## What to produce
Write out each record in full and exactly as given. Skip any pictures.

## Records
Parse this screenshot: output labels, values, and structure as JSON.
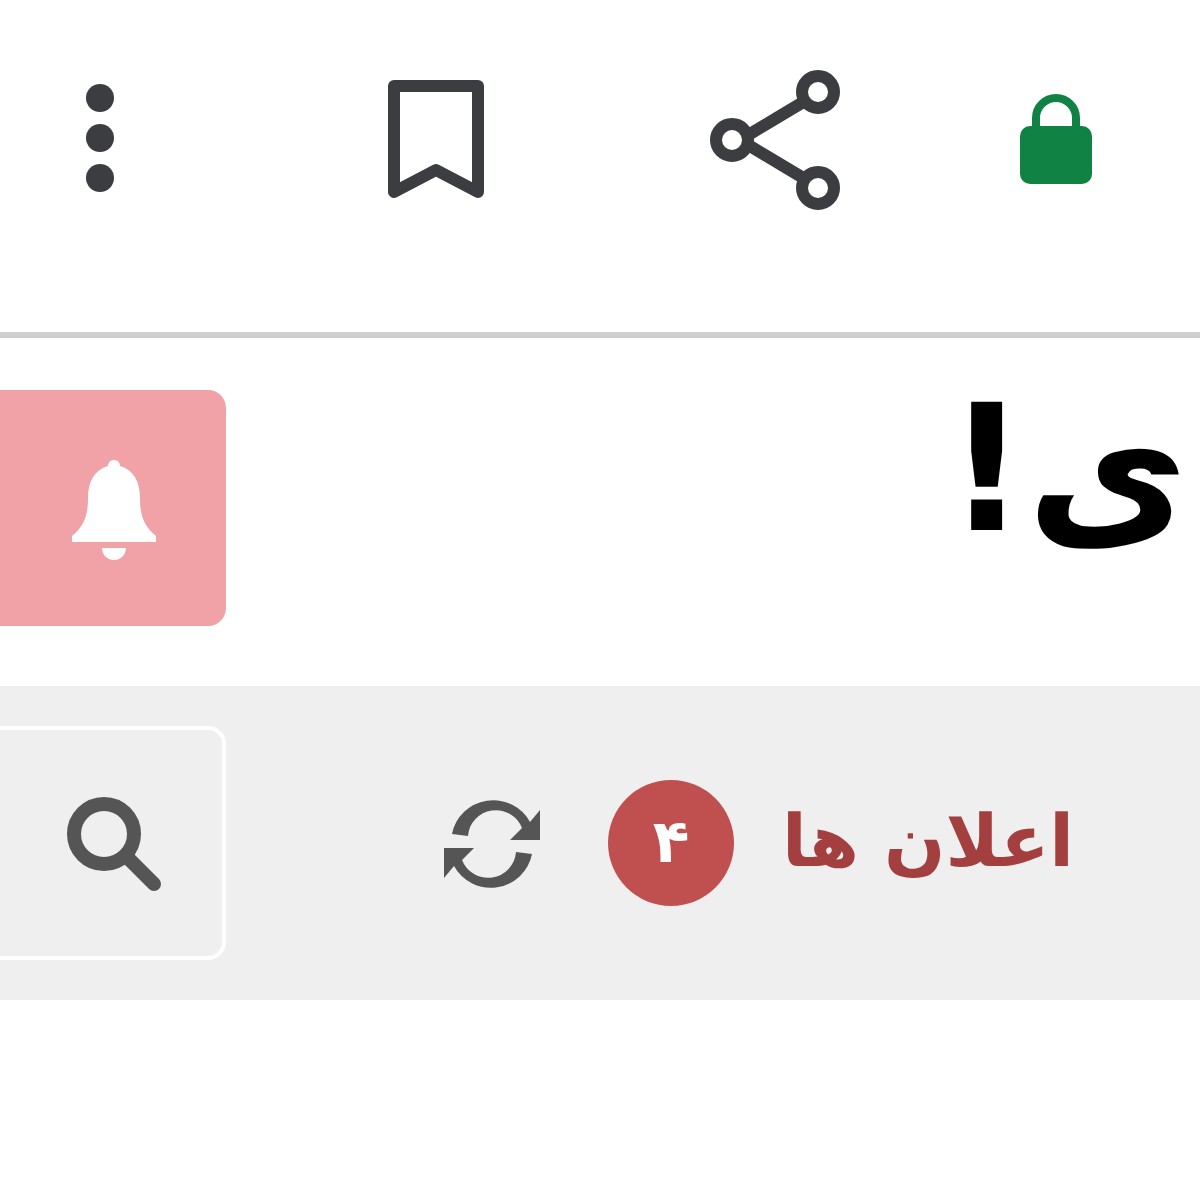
{
  "header": {
    "title": "ی!"
  },
  "notifications_bar": {
    "title": "اعلان ها",
    "count": "۴"
  }
}
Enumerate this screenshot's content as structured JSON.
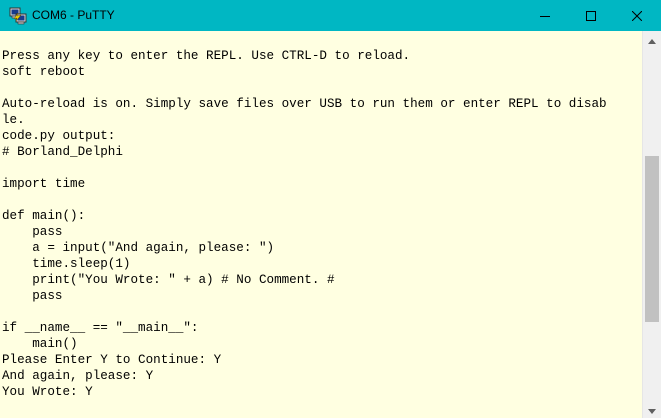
{
  "window": {
    "title": "COM6 - PuTTY",
    "app_icon": "putty-computers-icon",
    "controls": {
      "minimize_icon": "minimize-icon",
      "maximize_icon": "maximize-icon",
      "close_icon": "close-icon"
    },
    "titlebar_color": "#00b7c3"
  },
  "terminal": {
    "background_color": "#ffffe1",
    "text_color": "#000000",
    "lines": [
      "Press any key to enter the REPL. Use CTRL-D to reload.",
      "soft reboot",
      "",
      "Auto-reload is on. Simply save files over USB to run them or enter REPL to disab",
      "le.",
      "code.py output:",
      "# Borland_Delphi",
      "",
      "import time",
      "",
      "def main():",
      "    pass",
      "    a = input(\"And again, please: \")",
      "    time.sleep(1)",
      "    print(\"You Wrote: \" + a) # No Comment. #",
      "    pass",
      "",
      "if __name__ == \"__main__\":",
      "    main()",
      "Please Enter Y to Continue: Y",
      "And again, please: Y",
      "You Wrote: Y"
    ]
  },
  "scrollbar": {
    "up_icon": "scroll-up-arrow-icon",
    "down_icon": "scroll-down-arrow-icon",
    "scroll_position_fraction": 0.58
  }
}
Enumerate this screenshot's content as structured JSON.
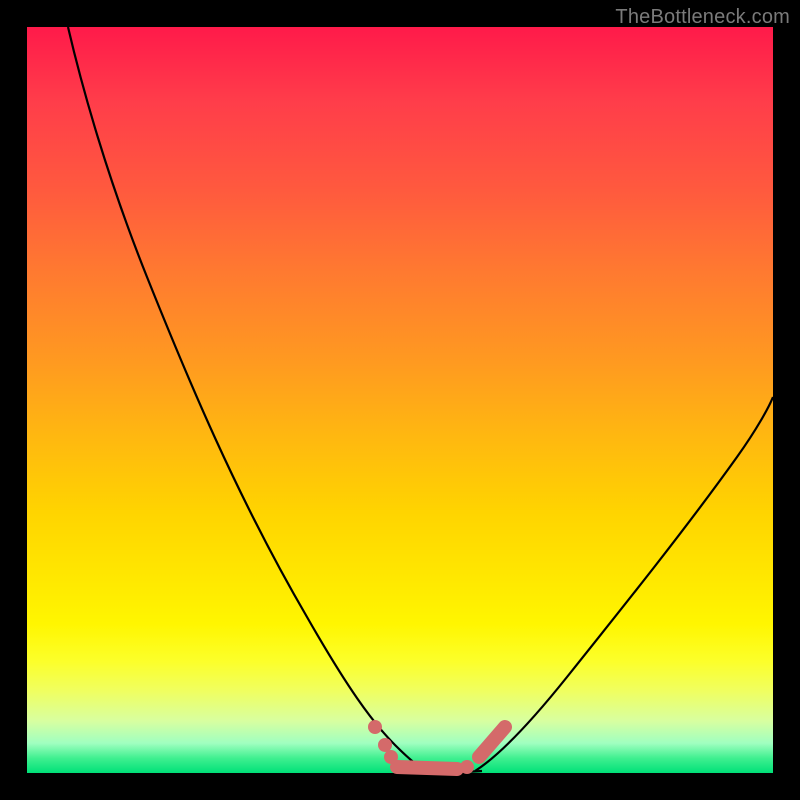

## Solution to the problem
Parse this screenshot: output labels, values, and structure as JSON.
{
  "header": {
    "title": "ی!"
  },
  "notifications_bar": {
    "title": "اعلان ها",
    "count": "۴"
  }
}
Enumerate this screenshot's content as structured JSON.
{
  "window": {
    "title": "COM6 - PuTTY",
    "app_icon": "putty-computers-icon",
    "controls": {
      "minimize_icon": "minimize-icon",
      "maximize_icon": "maximize-icon",
      "close_icon": "close-icon"
    },
    "titlebar_color": "#00b7c3"
  },
  "terminal": {
    "background_color": "#ffffe1",
    "text_color": "#000000",
    "lines": [
      "Press any key to enter the REPL. Use CTRL-D to reload.",
      "soft reboot",
      "",
      "Auto-reload is on. Simply save files over USB to run them or enter REPL to disab",
      "le.",
      "code.py output:",
      "# Borland_Delphi",
      "",
      "import time",
      "",
      "def main():",
      "    pass",
      "    a = input(\"And again, please: \")",
      "    time.sleep(1)",
      "    print(\"You Wrote: \" + a) # No Comment. #",
      "    pass",
      "",
      "if __name__ == \"__main__\":",
      "    main()",
      "Please Enter Y to Continue: Y",
      "And again, please: Y",
      "You Wrote: Y"
    ]
  },
  "scrollbar": {
    "up_icon": "scroll-up-arrow-icon",
    "down_icon": "scroll-down-arrow-icon",
    "scroll_position_fraction": 0.58
  }
}
Enumerate this screenshot's content as structured JSON.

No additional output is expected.